__Goal of the exercise__:
An exact reproduction of all entries is required.

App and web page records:
○ ○ ○ ○ ○ ○ ○
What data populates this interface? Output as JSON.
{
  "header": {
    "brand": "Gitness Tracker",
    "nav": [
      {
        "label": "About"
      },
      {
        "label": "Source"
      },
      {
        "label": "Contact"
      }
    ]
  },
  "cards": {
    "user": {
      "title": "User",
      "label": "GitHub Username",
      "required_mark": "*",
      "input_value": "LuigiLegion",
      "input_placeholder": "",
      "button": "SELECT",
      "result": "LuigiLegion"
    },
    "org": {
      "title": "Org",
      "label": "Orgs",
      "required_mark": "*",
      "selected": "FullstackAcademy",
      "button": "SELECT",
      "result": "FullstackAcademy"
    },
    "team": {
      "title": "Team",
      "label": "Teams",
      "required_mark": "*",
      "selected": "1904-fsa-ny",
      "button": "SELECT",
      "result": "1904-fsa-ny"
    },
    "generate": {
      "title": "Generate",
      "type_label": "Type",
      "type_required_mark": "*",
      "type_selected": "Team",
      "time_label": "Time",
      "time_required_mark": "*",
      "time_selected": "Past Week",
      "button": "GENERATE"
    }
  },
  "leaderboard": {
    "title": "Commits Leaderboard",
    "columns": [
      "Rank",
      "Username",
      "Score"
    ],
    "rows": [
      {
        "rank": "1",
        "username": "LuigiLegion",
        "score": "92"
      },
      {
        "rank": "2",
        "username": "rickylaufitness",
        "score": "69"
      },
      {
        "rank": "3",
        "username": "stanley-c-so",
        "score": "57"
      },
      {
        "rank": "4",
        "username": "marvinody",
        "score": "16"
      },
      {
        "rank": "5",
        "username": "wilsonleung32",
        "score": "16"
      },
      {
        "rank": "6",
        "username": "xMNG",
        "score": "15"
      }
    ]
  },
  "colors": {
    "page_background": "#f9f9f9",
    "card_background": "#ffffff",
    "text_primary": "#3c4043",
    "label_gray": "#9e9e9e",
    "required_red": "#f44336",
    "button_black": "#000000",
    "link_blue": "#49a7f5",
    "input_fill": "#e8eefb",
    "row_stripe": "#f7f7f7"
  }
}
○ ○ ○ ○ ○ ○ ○
__Exercise solution__:
What data populates this interface? Output as JSON.
{
  "header": {
    "brand": "Gitness Tracker",
    "nav": [
      {
        "label": "About"
      },
      {
        "label": "Source"
      },
      {
        "label": "Contact"
      }
    ]
  },
  "cards": {
    "user": {
      "title": "User",
      "label": "GitHub Username",
      "required_mark": "*",
      "input_value": "LuigiLegion",
      "input_placeholder": "",
      "button": "SELECT",
      "result": "LuigiLegion"
    },
    "org": {
      "title": "Org",
      "label": "Orgs",
      "required_mark": "*",
      "selected": "FullstackAcademy",
      "button": "SELECT",
      "result": "FullstackAcademy"
    },
    "team": {
      "title": "Team",
      "label": "Teams",
      "required_mark": "*",
      "selected": "1904-fsa-ny",
      "button": "SELECT",
      "result": "1904-fsa-ny"
    },
    "generate": {
      "title": "Generate",
      "type_label": "Type",
      "type_required_mark": "*",
      "type_selected": "Team",
      "time_label": "Time",
      "time_required_mark": "*",
      "time_selected": "Past Week",
      "button": "GENERATE"
    }
  },
  "leaderboard": {
    "title": "Commits Leaderboard",
    "columns": [
      "Rank",
      "Username",
      "Score"
    ],
    "rows": [
      {
        "rank": "1",
        "username": "LuigiLegion",
        "score": "92"
      },
      {
        "rank": "2",
        "username": "rickylaufitness",
        "score": "69"
      },
      {
        "rank": "3",
        "username": "stanley-c-so",
        "score": "57"
      },
      {
        "rank": "4",
        "username": "marvinody",
        "score": "16"
      },
      {
        "rank": "5",
        "username": "wilsonleung32",
        "score": "16"
      },
      {
        "rank": "6",
        "username": "xMNG",
        "score": "15"
      }
    ]
  },
  "colors": {
    "page_background": "#f9f9f9",
    "card_background": "#ffffff",
    "text_primary": "#3c4043",
    "label_gray": "#9e9e9e",
    "required_red": "#f44336",
    "button_black": "#000000",
    "link_blue": "#49a7f5",
    "input_fill": "#e8eefb",
    "row_stripe": "#f7f7f7"
  }
}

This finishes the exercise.